Gather the lines below that include the string "date", copying each in full.

:: Exercise inputs ::

========================================

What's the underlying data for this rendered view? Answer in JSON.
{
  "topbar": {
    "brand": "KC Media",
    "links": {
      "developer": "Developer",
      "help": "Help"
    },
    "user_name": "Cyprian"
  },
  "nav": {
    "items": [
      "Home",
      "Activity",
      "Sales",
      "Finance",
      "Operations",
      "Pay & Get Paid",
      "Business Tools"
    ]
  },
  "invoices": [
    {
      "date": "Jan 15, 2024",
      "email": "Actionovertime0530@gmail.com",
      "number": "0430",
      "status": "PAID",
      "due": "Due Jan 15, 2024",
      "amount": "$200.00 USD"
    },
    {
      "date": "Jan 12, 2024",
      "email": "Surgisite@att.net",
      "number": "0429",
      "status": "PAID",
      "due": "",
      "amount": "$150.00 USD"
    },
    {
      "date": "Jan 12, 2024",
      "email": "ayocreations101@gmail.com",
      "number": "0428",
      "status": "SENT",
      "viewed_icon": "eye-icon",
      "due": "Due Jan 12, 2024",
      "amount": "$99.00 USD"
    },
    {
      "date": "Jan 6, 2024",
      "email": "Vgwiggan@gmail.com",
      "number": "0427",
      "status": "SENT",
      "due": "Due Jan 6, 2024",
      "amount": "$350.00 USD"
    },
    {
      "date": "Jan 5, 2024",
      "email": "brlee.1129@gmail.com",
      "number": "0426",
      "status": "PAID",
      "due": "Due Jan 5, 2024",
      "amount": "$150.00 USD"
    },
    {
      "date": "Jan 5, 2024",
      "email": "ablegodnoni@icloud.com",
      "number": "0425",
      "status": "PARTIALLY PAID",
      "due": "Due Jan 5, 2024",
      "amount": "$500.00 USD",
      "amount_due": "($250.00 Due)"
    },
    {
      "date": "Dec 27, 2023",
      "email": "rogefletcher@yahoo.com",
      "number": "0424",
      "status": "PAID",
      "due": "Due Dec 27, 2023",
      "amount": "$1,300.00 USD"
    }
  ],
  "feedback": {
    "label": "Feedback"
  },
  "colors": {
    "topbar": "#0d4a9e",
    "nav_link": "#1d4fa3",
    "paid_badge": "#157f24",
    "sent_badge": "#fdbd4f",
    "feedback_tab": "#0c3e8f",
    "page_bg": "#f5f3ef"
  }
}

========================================

:: Reply to the task ::
      "date": "Jan 15, 2024",
      "date": "Jan 12, 2024",
      "date": "Jan 12, 2024",
      "date": "Jan 6, 2024",
      "date": "Jan 5, 2024",
      "date": "Jan 5, 2024",
      "date": "Dec 27, 2023",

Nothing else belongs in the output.